— ACTIVITY —
Go over the entries below line by line, copying each one that contains the word "desc".

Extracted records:
☆ ☆ ☆ ☆

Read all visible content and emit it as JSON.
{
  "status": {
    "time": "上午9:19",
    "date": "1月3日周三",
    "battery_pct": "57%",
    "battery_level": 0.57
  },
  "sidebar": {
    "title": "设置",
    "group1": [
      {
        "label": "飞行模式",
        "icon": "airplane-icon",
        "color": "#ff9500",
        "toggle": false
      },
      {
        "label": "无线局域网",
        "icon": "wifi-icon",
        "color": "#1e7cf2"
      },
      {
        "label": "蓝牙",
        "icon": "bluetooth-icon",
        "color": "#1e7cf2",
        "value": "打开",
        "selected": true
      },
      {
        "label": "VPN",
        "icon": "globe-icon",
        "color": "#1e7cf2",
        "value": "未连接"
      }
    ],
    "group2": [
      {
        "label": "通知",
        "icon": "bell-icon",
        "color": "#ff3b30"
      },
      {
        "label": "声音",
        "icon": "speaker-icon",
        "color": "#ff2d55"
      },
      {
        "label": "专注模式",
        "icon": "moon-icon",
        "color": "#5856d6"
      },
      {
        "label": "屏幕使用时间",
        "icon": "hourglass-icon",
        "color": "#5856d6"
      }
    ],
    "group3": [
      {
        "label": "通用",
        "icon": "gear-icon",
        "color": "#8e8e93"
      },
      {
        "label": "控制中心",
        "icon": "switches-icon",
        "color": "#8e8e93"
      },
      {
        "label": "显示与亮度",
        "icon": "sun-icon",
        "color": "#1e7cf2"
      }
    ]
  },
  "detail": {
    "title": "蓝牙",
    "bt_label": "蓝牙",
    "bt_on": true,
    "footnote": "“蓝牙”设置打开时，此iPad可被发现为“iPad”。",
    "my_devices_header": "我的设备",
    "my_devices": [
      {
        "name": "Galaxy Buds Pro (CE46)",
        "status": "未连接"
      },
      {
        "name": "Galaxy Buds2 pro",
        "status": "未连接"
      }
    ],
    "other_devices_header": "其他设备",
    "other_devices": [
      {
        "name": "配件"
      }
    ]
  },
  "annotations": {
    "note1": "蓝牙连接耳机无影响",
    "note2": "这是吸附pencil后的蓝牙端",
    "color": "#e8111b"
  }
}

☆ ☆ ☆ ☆

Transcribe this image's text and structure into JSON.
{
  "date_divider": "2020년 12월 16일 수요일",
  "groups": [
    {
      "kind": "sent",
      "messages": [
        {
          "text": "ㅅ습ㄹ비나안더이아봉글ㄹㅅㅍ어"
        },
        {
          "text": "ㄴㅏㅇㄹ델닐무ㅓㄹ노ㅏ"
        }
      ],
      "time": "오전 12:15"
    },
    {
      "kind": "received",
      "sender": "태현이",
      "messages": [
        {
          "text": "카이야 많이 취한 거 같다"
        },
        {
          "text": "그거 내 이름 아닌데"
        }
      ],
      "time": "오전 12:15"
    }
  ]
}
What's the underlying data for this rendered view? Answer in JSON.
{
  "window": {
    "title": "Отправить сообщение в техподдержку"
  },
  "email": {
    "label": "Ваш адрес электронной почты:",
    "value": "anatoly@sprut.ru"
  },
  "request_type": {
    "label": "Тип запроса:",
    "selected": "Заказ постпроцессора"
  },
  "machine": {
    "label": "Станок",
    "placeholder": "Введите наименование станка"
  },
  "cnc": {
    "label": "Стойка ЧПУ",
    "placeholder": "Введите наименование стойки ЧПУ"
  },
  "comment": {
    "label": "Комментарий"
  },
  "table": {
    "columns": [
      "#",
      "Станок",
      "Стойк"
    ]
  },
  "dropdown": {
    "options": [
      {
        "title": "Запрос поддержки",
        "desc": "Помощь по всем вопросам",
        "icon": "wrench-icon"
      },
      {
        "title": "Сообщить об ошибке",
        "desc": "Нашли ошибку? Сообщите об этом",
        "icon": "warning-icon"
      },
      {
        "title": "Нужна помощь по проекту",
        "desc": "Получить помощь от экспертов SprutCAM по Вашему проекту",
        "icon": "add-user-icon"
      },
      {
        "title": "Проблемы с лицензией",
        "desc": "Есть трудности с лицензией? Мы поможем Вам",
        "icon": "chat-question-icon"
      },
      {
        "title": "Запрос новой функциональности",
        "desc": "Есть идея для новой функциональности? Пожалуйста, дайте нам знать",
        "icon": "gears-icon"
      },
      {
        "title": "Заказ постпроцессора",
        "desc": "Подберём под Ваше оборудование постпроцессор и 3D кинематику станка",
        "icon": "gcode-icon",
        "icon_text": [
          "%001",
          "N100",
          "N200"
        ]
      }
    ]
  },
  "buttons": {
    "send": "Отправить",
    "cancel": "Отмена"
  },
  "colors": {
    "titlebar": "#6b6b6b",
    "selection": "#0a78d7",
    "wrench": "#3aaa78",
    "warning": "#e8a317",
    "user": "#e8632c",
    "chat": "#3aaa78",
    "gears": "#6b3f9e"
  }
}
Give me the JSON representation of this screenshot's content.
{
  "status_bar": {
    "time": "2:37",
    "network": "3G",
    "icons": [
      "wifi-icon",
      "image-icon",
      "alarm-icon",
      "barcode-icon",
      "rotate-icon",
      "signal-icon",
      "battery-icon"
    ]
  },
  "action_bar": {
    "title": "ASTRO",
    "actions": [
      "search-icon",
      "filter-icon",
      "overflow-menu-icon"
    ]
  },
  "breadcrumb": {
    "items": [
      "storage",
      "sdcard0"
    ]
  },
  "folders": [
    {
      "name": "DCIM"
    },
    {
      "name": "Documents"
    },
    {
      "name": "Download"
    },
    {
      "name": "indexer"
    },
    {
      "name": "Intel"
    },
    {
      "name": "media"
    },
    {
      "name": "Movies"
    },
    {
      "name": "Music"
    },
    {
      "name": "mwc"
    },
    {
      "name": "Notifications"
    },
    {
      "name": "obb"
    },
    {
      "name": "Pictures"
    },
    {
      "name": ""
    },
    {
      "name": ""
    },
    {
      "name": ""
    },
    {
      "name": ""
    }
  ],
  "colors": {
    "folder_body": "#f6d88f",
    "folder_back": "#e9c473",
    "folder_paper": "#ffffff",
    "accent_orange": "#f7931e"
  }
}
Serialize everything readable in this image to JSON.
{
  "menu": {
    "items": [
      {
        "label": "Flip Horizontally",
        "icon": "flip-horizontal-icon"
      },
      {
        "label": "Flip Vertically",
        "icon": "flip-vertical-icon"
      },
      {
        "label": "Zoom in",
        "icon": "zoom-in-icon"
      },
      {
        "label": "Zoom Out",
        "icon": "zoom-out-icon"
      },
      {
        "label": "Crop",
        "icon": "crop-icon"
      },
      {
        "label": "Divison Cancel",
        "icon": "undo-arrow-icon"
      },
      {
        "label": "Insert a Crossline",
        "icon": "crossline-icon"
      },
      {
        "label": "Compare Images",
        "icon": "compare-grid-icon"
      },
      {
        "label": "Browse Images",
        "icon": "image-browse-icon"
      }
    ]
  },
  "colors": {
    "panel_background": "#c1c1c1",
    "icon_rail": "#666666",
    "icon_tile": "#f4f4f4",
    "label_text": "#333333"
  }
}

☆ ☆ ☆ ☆

— TASK RESPONSE —
        "desc": "Помощь по всем вопросам",
        "desc": "Нашли ошибку? Сообщите об этом",
        "desc": "Получить помощь от экспертов SprutCAM по Вашему проекту",
        "desc": "Есть трудности с лицензией? Мы поможем Вам",
        "desc": "Есть идея для новой функциональности? Пожалуйста, дайте нам знать",
        "desc": "Подберём под Ваше оборудование постпроцессор и 3D кинематику станка",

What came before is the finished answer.